︎ The Research

︎ Current thoughts

︎Research state of the arts
This research contributes to the shaping of Design for Mental Health, which is currently missing as a discipline. The research takes a participatory and speculative design approach to devise a framework to design for relational healing from Eating Disorders (ED).

The framework used in this investigation is a combination of a speculative design-oriented approach, participatory action research to a new materialist onto-epistemology. The aim is to problematize and re-describe what is a mental disorder, in order to include what is usually left out from mental disorders treatments discourse and designing back into the disorder’s excluded assemblage the capacity to attune to healing. This process could show and inform us about our everyday life fabric and how could it look like, if the responsibilities of healing from mental disorders would be materially and relationally distributed.

The following are the questions this research aims to answer:
What actually is an Eating Disorder and how does it distribute beyond the bodily boundaries of an individual? How do you design for relational healing? How would the fabric of our society, materially and immaterially change if we had to design spaces, places, encounters and situations to accommodate the space for healing?

The model to understand mental disorders has historically shifted from biomedical to recognizing how socio-cultural factors play a role into the emergence of a mental disorder, however the bodily boundaries of patients are still the site of psychological interventions, despite individual bodies carry the symptoms of larger societal issues. By adopting a new materialist perspective, one can rethink of what a body is and consequently of what a mental disorder is made of: if the body is a relational assemblage of affects and heterogeneous entities (human and non-human), a mental disorder can be re-described as an affective ecology distributed throughout our socio-material fabric.
Eating Disorders are the focus of this investigation. They are described through its mostly visible eating and bodily disordered practices and as stubborn disorders. However, they have been usually stubbornly treated with rarely changing methods, while excluding body shapes from treatments, historical patients’ recovery narratives and transdisciplinary lenses, collaborations and inputs. Nonetheless ED have also been analyzed considering the familial, socio-economic and cultural context in which they emerge, a playful approach into looking and re-thinking of those contexts have been missing.

By using participatory design methods, I aim to follow materially attuned narratives of recovered individuals to re describe these disorders as affective assemblage and how have they been carefully waved throughout the materiality of society. This will inform a framework for relational healing from ED, by design.
The design and the healing processes share capacities. Healing is the capacity of a relational self that attends to new material encounters, fold in new experiences to allow to assert differently while design allows for agency and embodiment (Renedo et al., 2020), it allows for relational change, and it elicits new realities.
The final part of the research will see the designing of workshops to propose contextual, relational and transactional re-design of the materiality from which the disorder arises.

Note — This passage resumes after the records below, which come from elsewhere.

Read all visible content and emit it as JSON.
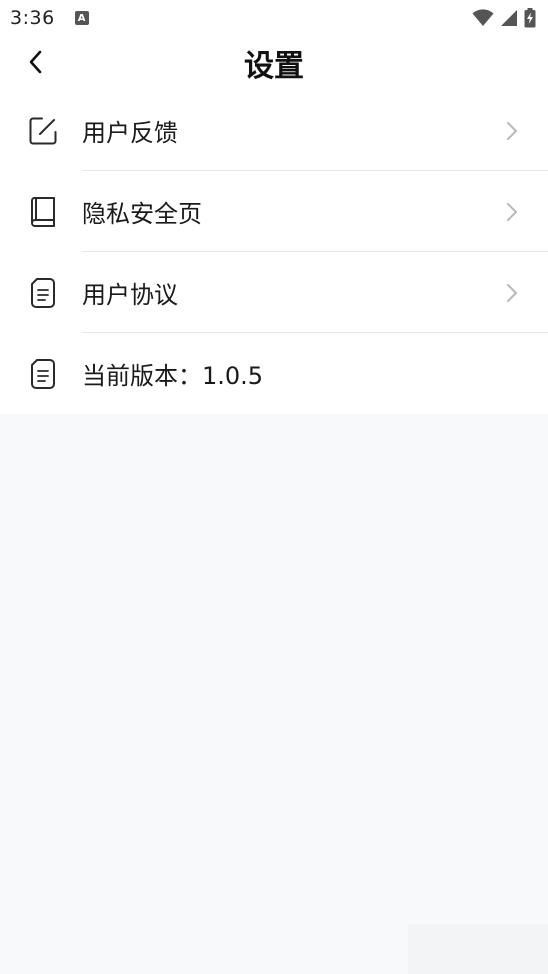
{
  "status_bar": {
    "time": "3:36",
    "notification_glyph": "A",
    "icons": [
      "wifi-icon",
      "signal-icon",
      "battery-charging-icon"
    ]
  },
  "header": {
    "title": "设置",
    "back_icon": "chevron-left-icon"
  },
  "settings": {
    "items": [
      {
        "label": "用户反馈",
        "icon": "edit-icon",
        "has_chevron": true
      },
      {
        "label": "隐私安全页",
        "icon": "book-icon",
        "has_chevron": true
      },
      {
        "label": "用户协议",
        "icon": "document-icon",
        "has_chevron": true
      },
      {
        "label": "当前版本：1.0.5",
        "icon": "document-icon",
        "has_chevron": false
      }
    ]
  },
  "colors": {
    "background": "#f8f9fb",
    "surface": "#ffffff",
    "divider": "#e8e8e8",
    "chevron": "#b8b8b8",
    "icon_stroke": "#2a2a2a"
  }
}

Thank you Sonya Renee Taylor for your mind opening work and for inspiring me in using “Radical Self-Love” as the title of my dissertation project.
Taylor, S. R. (2021). The body is not an apology: The power of radical self-love.

︎State of the arts in design


Renedo Illarregi, E., Alexiou, K., & Zamenopoulos, T. (2019). Why designing may help treat psychosis. In International Association of Societies of Design Research Conference 2019 Proceedings.

© Silvia Neretti, 2021